Glassy materials are ubiquitous in human life, with applications ranging from composites in computing chips to dense emulsions in the everyday handsoap. The complex physics and dynamics of glassy materials has puzzled scientists for long. The inability of glasses to equilibrate and find their lowest energy configurations is often attributed to their potential energy landscapes: rugged, barrier-filled surfaces in high-dimensional space that seem incredibly difficult to navigate. Further, the characteristic properties of system configurations deep in the energy landscape are fundamental to understanding questions surrounding the glass transition. In this study, we employ a modified metadynamics based algorithm (MIMSE), and report the surprising observation of canyon-like structures in high-dimensional glassy energy landscapes. Our algorithm successfully leverages these canyons as navigational aids to access low energy states deep within the potential energy landscape. The earlier-noted rugged surfaces line the canyon floors with smooth canyon walls. The algorithm successfully overcomes local ruggedness and explores low-energy regions of the landscape. Further, we observe such canyons in three vastly different glassy systems, successfully sampling low energy configurations in each - while revealing strikingly similar fractal signatures in their landscape structures. Moreover, analyzing local minima via high-dimensional angular clustering shows that these canyons taper in hypervolume as we descend to lower energies. Finally, we contrast our results with ones obtained using conventionally studied techniques like molecular dynamics and Monte Carlo based schemes, discussing the pros and cons of each.
Funding Acknowledgement: NSF DMR-1609525
My research interests span the fundamental study of physical systems using computational, physics-based and data driven tools. I have experience developing my own simulation packages, algorithms and programs, and using different standard packages like LAMMPS, hoomd-blue, MoSDeF, Quantum ESPRESSO and ML-based data driven tools to perform multi-scale analysis of various systems. As apart of my PhD, I initially worked on simulating 3-D ripening foams and their micro-structural and rheological properties, before switching to studying energy landscapes and dynamics of glassy systems. As a part of this work, I have analyzed different glassy, organic and polymeric model systems by developing a
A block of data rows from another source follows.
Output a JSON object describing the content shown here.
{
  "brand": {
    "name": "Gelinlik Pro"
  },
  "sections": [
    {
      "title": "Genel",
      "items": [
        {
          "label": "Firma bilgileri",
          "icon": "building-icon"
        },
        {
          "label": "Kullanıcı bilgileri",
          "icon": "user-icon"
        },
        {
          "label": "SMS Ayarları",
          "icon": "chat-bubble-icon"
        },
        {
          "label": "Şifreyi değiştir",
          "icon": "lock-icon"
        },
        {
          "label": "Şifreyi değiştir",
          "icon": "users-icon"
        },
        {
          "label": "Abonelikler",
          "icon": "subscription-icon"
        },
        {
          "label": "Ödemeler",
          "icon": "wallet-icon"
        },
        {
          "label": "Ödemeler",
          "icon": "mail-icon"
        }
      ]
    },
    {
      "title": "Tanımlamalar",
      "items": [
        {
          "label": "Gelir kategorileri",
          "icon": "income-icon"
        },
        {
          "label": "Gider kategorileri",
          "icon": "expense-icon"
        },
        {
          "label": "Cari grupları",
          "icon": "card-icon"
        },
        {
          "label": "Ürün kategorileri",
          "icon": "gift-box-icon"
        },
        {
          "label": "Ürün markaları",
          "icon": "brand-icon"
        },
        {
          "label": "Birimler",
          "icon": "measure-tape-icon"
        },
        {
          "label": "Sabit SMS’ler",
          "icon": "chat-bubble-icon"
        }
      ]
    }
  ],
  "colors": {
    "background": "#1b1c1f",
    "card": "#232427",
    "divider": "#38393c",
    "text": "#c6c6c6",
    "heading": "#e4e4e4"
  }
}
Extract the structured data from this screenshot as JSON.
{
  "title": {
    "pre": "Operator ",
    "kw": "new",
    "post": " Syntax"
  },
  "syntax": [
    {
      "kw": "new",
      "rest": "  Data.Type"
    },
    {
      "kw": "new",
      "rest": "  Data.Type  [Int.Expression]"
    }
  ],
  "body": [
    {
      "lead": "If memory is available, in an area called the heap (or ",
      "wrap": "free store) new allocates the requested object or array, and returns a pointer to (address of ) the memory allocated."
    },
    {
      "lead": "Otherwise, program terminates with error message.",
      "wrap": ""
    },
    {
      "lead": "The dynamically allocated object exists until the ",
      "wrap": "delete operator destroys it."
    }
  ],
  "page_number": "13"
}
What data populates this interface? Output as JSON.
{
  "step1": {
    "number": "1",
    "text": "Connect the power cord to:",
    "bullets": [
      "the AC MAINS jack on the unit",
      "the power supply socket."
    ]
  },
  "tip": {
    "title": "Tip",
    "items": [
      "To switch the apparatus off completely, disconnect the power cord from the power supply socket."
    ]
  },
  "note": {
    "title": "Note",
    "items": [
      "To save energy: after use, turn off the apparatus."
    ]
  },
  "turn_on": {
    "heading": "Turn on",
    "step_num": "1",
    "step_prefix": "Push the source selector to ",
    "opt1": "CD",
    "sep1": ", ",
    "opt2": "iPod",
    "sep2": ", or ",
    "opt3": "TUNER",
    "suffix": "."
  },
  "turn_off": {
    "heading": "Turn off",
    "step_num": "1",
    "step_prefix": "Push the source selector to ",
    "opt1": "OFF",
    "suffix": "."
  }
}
modified algorithm (MIMSE) that finds descending canyons in the landscapes of such systems. Iâm interested in studying the contribution of the energy landscapes towards properties of systems and deciphering the different fundamental scientific principles underlying such physical and biological systems.